■ PROMPT
Wherever the word "yellow" appears in the entries, copy the whole line.

BEGIN RECORDED DATA

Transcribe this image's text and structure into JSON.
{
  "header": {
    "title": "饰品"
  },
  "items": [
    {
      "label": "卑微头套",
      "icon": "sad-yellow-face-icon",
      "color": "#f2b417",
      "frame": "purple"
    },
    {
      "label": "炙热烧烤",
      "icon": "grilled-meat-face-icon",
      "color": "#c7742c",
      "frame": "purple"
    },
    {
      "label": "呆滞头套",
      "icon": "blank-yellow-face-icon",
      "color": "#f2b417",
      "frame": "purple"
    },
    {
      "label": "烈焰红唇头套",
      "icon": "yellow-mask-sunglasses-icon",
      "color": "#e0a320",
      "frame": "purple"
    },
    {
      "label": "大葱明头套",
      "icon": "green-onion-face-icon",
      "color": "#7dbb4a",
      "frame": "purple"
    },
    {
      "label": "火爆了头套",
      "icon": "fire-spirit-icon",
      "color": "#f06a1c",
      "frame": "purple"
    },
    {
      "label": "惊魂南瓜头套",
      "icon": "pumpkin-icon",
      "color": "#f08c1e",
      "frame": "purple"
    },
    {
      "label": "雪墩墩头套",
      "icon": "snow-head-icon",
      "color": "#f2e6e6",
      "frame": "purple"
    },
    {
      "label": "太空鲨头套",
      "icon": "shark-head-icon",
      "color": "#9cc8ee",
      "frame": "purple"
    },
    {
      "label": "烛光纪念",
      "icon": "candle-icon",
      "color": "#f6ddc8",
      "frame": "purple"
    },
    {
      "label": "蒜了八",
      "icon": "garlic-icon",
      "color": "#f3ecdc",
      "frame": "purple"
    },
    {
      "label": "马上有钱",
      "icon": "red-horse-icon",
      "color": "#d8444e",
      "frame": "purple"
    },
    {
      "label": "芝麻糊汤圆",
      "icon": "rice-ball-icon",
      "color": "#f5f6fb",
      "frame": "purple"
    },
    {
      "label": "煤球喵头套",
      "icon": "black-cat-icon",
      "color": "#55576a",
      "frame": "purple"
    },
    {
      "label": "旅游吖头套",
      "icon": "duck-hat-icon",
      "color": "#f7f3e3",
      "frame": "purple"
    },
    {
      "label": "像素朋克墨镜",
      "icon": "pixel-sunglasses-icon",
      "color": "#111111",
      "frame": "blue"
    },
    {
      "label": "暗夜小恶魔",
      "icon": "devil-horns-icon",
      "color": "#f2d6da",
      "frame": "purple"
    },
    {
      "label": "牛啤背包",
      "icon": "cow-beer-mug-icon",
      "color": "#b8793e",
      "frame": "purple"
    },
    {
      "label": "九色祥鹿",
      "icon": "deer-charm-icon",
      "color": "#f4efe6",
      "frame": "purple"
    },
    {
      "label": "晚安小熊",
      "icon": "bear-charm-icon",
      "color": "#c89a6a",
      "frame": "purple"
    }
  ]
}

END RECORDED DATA

■ REPLY
      "icon": "sad-yellow-face-icon",
      "icon": "blank-yellow-face-icon",
      "icon": "yellow-mask-sunglasses-icon",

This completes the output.